In Bradley v. Central Naugatuck Valley Help, Inc, 25 Conn L Rptr 178; 1999 WL 596359 (Conn Super, July 29, 1999) the plaintiff had been a patient in a facility run by the state's Department of Mental Health for treatment relating to a traumatic brain injury, seizure disorder and alcoholism. The plaintiff was released from that facility in February 1993 and placed in a community residence owned and operated by the defendant. In April 1993, the plaintiff's decedent was struck by a car after leaving the facility, without authorization, to buy alcohol. In concluding that genuine issues of fact remained regarding whether the defendants owed a duty of reasonable care to plaintiff, the court noted: The defendants also argue that the plaintiff was a voluntary resident and that they had no right to detain or confine him and therefore had no duty of care towards him. However, "it is said that when a patient enters a hospital maintained for private profit, he is entitled to such reasonable attention as his safety may require; and if he is temporarily bereft of reason, and is known by the hospital authorities to be in danger of self-destruction, the authorities are in duty bound to use reasonable care to prevent such an act." Hawthorne v. Blythewood, Inc., 118 Conn. 617, 623, 174 A. 81 (1934), quoting Mulliner v. Evangelischer Diakonniessenverein, 144 Minn. 392, 294, 175 N.W. 699 , 175 N.W. 699 1920. Although the defendant . . . is not a hospital, it is a facility for the care and treatment of mentally ill adults that receives consideration for doing so. The defendants received consideration for taking the plaintiff in as a resident. They knew or should have known about his problems with alcoholism and his tendencies to leave the facility to buy alcohol and become intoxicated.
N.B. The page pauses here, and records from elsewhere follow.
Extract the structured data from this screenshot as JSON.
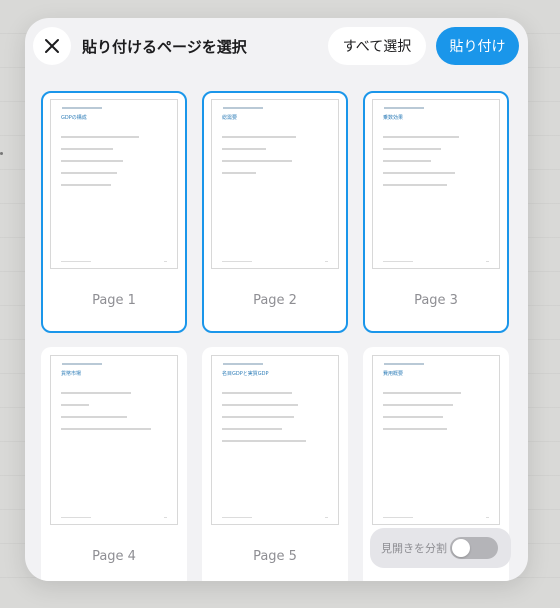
{
  "header": {
    "close_icon": "close-icon",
    "title": "貼り付けるページを選択",
    "select_all_label": "すべて選択",
    "paste_label": "貼り付け"
  },
  "colors": {
    "accent": "#1a96ea",
    "modal_bg": "#f2f2f4",
    "label_gray": "#8e8e93"
  },
  "pages": [
    {
      "label": "Page 1",
      "heading": "GDPの構成",
      "selected": true
    },
    {
      "label": "Page 2",
      "heading": "総需要",
      "selected": true
    },
    {
      "label": "Page 3",
      "heading": "乗数効果",
      "selected": true
    },
    {
      "label": "Page 4",
      "heading": "貨幣市場",
      "selected": false
    },
    {
      "label": "Page 5",
      "heading": "名目GDPと実質GDP",
      "selected": false
    },
    {
      "label": "",
      "heading": "費用概要",
      "selected": false
    }
  ],
  "spread": {
    "label": "見開きを分割",
    "enabled": false
  }
}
Even if the plaintiff's residency was voluntary, the plaintiff's voluntary submission to the defendants' authority raises an implied obligation on the part of the defendants to give the plaintiff such reasonable care and attention for his safety as his mental and physical condition required because the defendants received compensation for caring for the plaintiff and knew of the plaintiff's condition. See Hawthorne v. Blythewood, Inc., supra, 118 Conn. 623.